Computers require a digital image to display photographs on PC monitors (or laptops).
On a microscope digital images can be produced by digital SLR and compact cameras,
digital USB streaming cameras and microscopes that have a digital USB streaming camera
built in. Analogue image has to be converted to digital before it can be seen with
a computer. For PC’s this requires the addition of a PCI card in one of the card
bays, and for laptops an external USB video encoder is required. -
Digital images can of course be manipulated and measuring software is often included with the package for the more expensive digital CCTV cameras. Choose from the topics listed for more information.
Digital image capture
For still images the technology is well established and digital cameras download images very easily to computers. CCTV cameras on the other hand have no internal memory system and traditionally provide a live image to TV or TV monitor that requires an analogue (non digital) image. Digital CCTV cameras on the other hand connect to computers via USB 2.0 or USB 3.0 ports. The speed of the download of these cameras requires a very fast assimilation of the images, this can cause a ‘bottleneck’ resulting in a forced reduction in frame rate which produces a very ‘jerky’ image. USB’s built for fast processing and a quality graphics card help improve these issues.
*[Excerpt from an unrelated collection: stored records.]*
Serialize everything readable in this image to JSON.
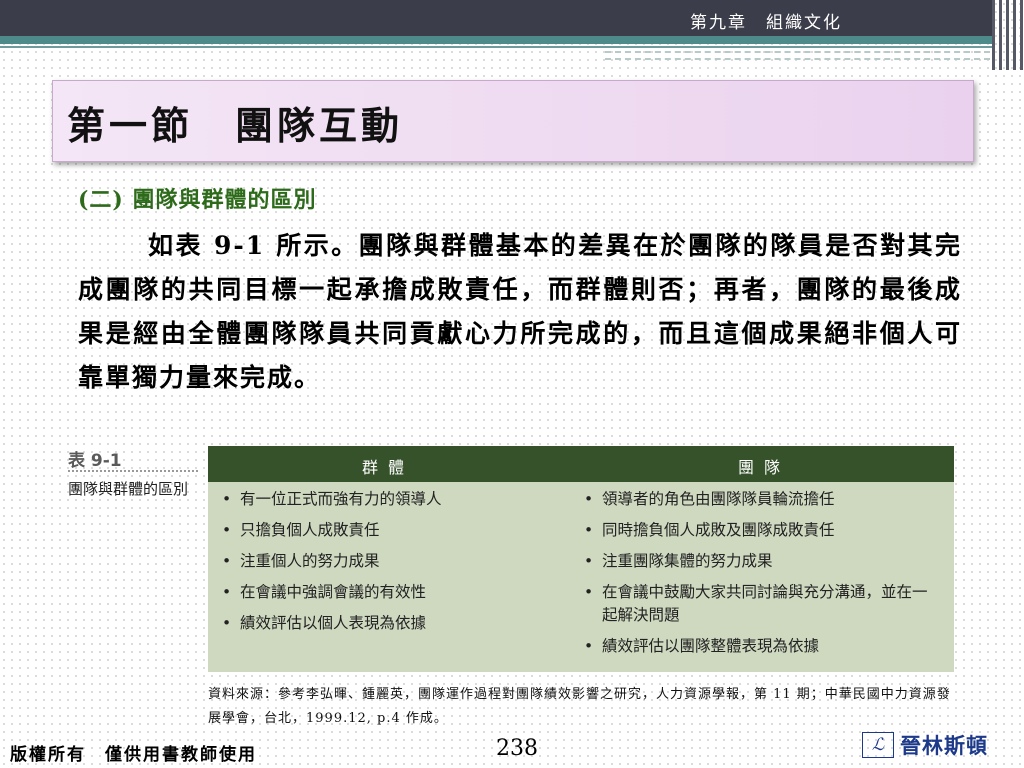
{
  "header": {
    "chapter": "第九章　組織文化"
  },
  "title": "第一節　團隊互動",
  "subheading": "(二) 團隊與群體的區別",
  "paragraph": "如表 9-1 所示。團隊與群體基本的差異在於團隊的隊員是否對其完成團隊的共同目標一起承擔成敗責任，而群體則否；再者，團隊的最後成果是經由全體團隊隊員共同貢獻心力所完成的，而且這個成果絕非個人可靠單獨力量來完成。",
  "figure": {
    "label": "表 9-1",
    "caption": "團隊與群體的區別",
    "columns": [
      {
        "header": "群體",
        "items": [
          "有一位正式而強有力的領導人",
          "只擔負個人成敗責任",
          "注重個人的努力成果",
          "在會議中強調會議的有效性",
          "績效評估以個人表現為依據"
        ]
      },
      {
        "header": "團隊",
        "items": [
          "領導者的角色由團隊隊員輪流擔任",
          "同時擔負個人成敗及團隊成敗責任",
          "注重團隊集體的努力成果",
          "在會議中鼓勵大家共同討論與充分溝通，並在一起解決問題",
          "績效評估以團隊整體表現為依據"
        ]
      }
    ],
    "source": "資料來源：參考李弘暉、鍾麗英，團隊運作過程對團隊績效影響之研究，人力資源學報，第 11 期；中華民國中力資源發展學會，台北，1999.12, p.4 作成。"
  },
  "footer": {
    "copyright": "版權所有　僅供用書教師使用",
    "page_number": "238",
    "publisher": "晉林斯頓",
    "logo_mark": "ℒ"
  },
  "colors": {
    "header_dark": "#3b3d4a",
    "header_teal": "#4f8a8b",
    "subheading_green": "#2d6b1b",
    "table_header": "#35522b",
    "table_body": "#cfd9c0",
    "publisher_blue": "#1d3a8a"
  }
}
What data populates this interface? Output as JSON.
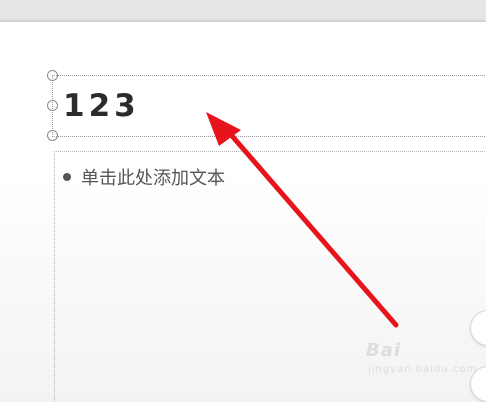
{
  "slide": {
    "title_text": "123",
    "content_placeholder": "单击此处添加文本"
  },
  "annotation": {
    "arrow_color": "#e8141b"
  },
  "watermark": {
    "logo_text": "Bai",
    "sub_text": "jingyan.baidu.com"
  }
}
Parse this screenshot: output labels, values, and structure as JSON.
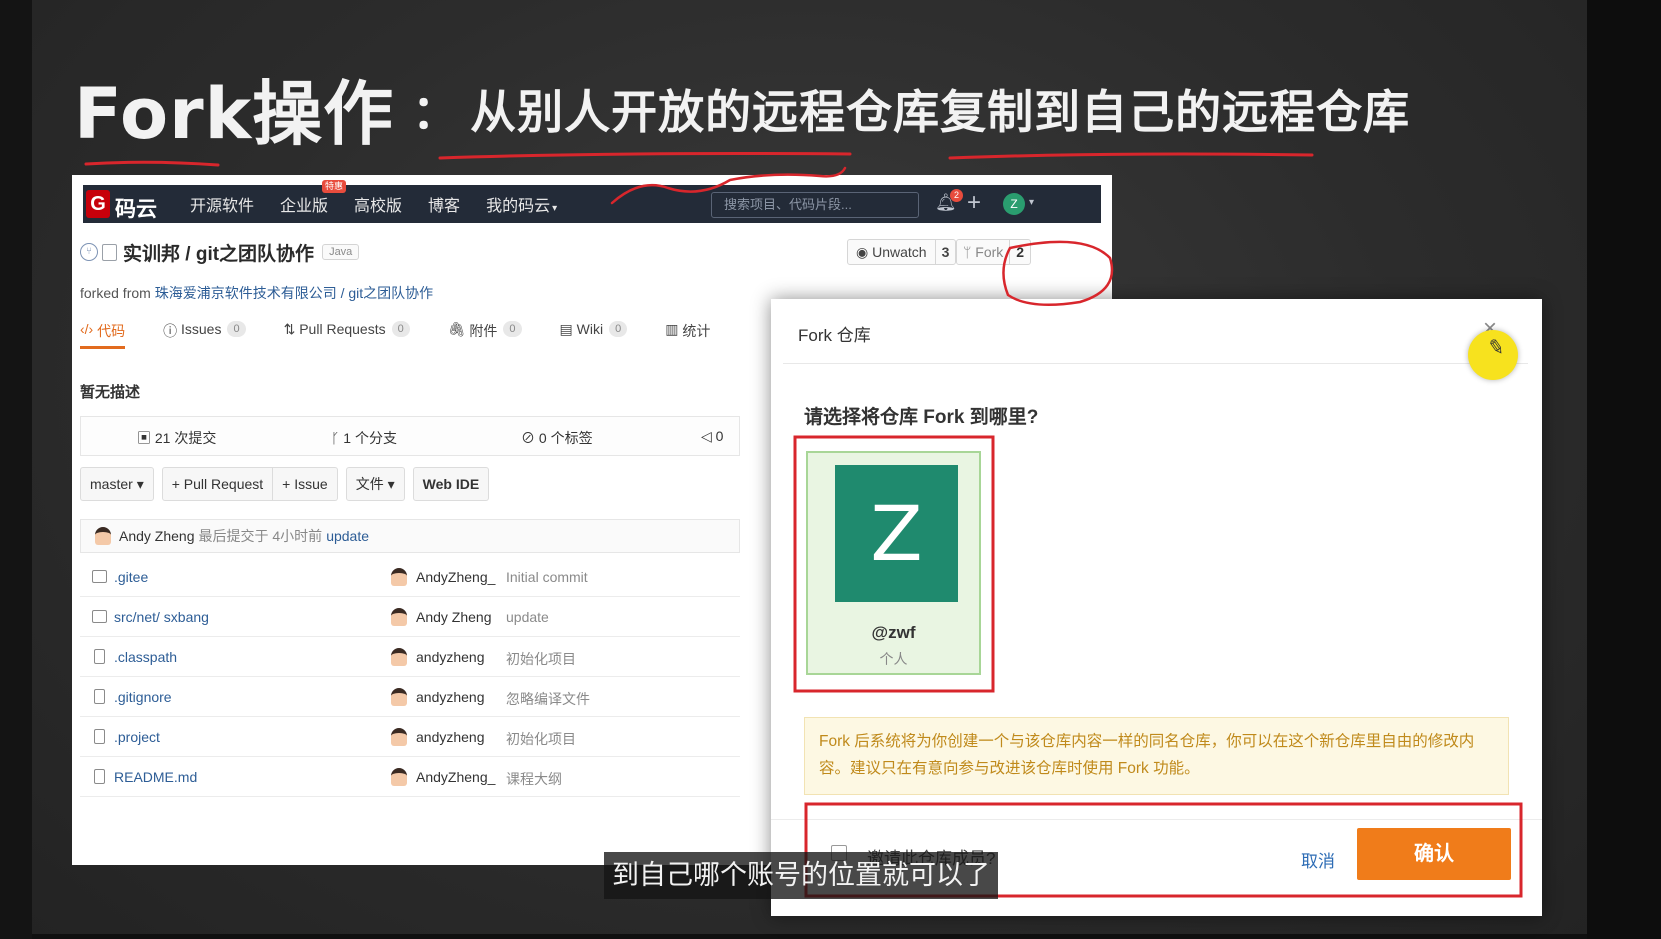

Analogue CCTV cameras produce an output suitable for TV’s and their resolution is measured (as for TV monitors) in lines. These days high resolution colour cameras (approx 540 lines) can be obtained for under £200. Some of these analogue CCTV cameras are actually marked ‘digital’ however this does not apply to the output which is analogue. These units produce images through AVI, Svideo, VGA and HDMI, To obtain an image from these cameras on a PC or laptop, the analogue image has to be converted to digital. For PC’s this can be done by using an internal PCI card that can be added to one of the vacant card bays. Alternatively an external conversion unit can be used to relay a digital image into a USB port. An internal PC card is of course not an option for laptops that must rely either on the external conversion unit allows image grabbing. All PCI, and external conversion units come complete with the necessary software. MAC have their own conversion encoders. Our video encoders are MAC and Windows compatible.
There are a number of medium priced PCI cards suitable for microscopy. Brunel Microscopes recommends the Meiji or Eurosys internal card which supports high resolution images. It is easy to install and comes complete with the necessary software. For less difficult resolution requirements, for laptops or for those not wishing to insert internal cards into their computers, we recommend the Hauppage or Grand external capture card systems, which connect to a PC or laptop via the USB port and directly to the CCTV camera. No internal PCI card is needed, and the CD ROM software and all connectors are included at a very reasonable price. We also have an external encoder compatible with Windows and Mac OS.
The relatively fast download speeds of USB 2.0 and 3.0 ports has allowed the production of a number of digital cameras that are more realistically priced. They are particularly effective for laptop computers and give good resolution video clips and grabbed still images. Computer images are defined by pixels, with the concentration of pixels dictating the maximum size of the image. At Brunel we now offer a range of these cameras at 2M, 3M, 5M and 10M